THE INSTITUTIONAL DIMENSIONS 73 Letey, J., C. Roberts, M. Penberth, and C. Vasek. 1986. An Agricultural Dilemma: Drainage Water and Toxics Disposal in the San Joaquin Valley. Special Publication 3319. Agricultural Experiment Station. University of California, Riverside. Division of Agriculture and Natural Resources. Martin, G. 1989. At the public water trough, The World, San Francisco Sunday Examiner and Chronicle, January 29, p. 12. Moore, M. R., and C. A. McGuckin. 1988. Program Crop Production and Federal Irrigation Water. Reprinted from Agricultural Resources: Cropland, Water, and Consenration Situation and Outlook Report. AR-12. U.S. Department of Agriculture, Economic ~ Research Service, Washington, D.C. Solley, W. B., C. F. Merk, and R. R. Pierce. 1988. Estimated use of water in the United States in 1985. Circular 1004. U.S. Geological Survey, Reston, Virginia. Statistical Abstract. 1988. U.S. Government Printing Office, Washington, D.C. U.S. Department of the Interior. 1980. Draft Environmental Impact Statement (DEIS), Acreage Limitation, Westwide Report Appendix G (Full Cost Pricing Option), Table 2. U.S. Department of the Interior. 1988. H.R. 1443. Irrigation Subsidy Legislation: Questions from the Subcommittee on Water and Power Resources of the Committee on Interior and Insular Affairs. Weatherford, G. D., and G. C. Jacoby. 1975. Impact of energy development on the law of the Colorado River.
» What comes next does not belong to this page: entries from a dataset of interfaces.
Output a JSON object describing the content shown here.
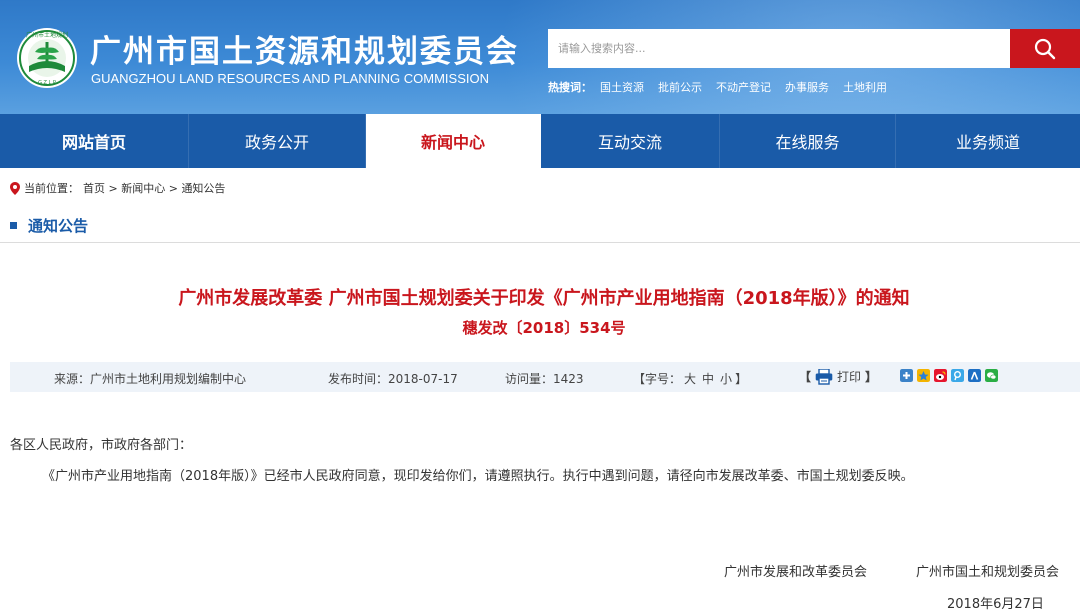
{
  "header": {
    "title": "广州市国土资源和规划委员会",
    "subtitle": "GUANGZHOU LAND RESOURCES AND PLANNING COMMISSION",
    "logo_text": "广州市土地规划 GZLP"
  },
  "search": {
    "placeholder": "请输入搜索内容...",
    "button_icon": "search-icon"
  },
  "hot_search": {
    "label": "热搜词：",
    "items": [
      "国土资源",
      "批前公示",
      "不动产登记",
      "办事服务",
      "土地利用"
    ]
  },
  "nav": {
    "items": [
      "网站首页",
      "政务公开",
      "新闻中心",
      "互动交流",
      "在线服务",
      "业务频道"
    ],
    "active": "新闻中心"
  },
  "breadcrumb": {
    "prefix": "当前位置：",
    "home": "首页",
    "sep1": " > ",
    "level1": "新闻中心",
    "sep2": " > ",
    "level2": "通知公告"
  },
  "section": {
    "title": "通知公告"
  },
  "article": {
    "title": "广州市发展改革委 广州市国土规划委关于印发《广州市产业用地指南（2018年版）》的通知",
    "doc_number": "穗发改〔2018〕534号",
    "source": "来源：广州市土地利用规划编制中心",
    "publish_date": "发布时间：2018-07-17",
    "visits": "访问量：1423",
    "font_size_label": "【字号：",
    "font_large": "大",
    "font_medium": "中",
    "font_small": "小",
    "font_size_end": "】",
    "print_open": "【",
    "print_label": "打印",
    "print_close": "】",
    "greeting": "各区人民政府，市政府各部门：",
    "paragraph": "《广州市产业用地指南（2018年版）》已经市人民政府同意，现印发给你们，请遵照执行。执行中遇到问题，请径向市发展改革委、市国土规划委反映。",
    "signer1": "广州市发展和改革委员会",
    "signer2": "广州市国土和规划委员会",
    "sign_date": "2018年6月27日"
  },
  "colors": {
    "header_blue": "#3d8ad6",
    "nav_blue": "#1a5ba8",
    "accent_red": "#c9161d"
  },
  "share_icons": [
    "plus-share-icon",
    "qzone-icon",
    "weibo-icon",
    "tencent-weibo-icon",
    "renren-icon",
    "wechat-icon"
  ]
}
Natural Resources Journal 15~1), 171-213. Worster, D. 1985. Rivers of Empire: Water, Aridity, and the Growth of the American West. Pantheon Books, New York.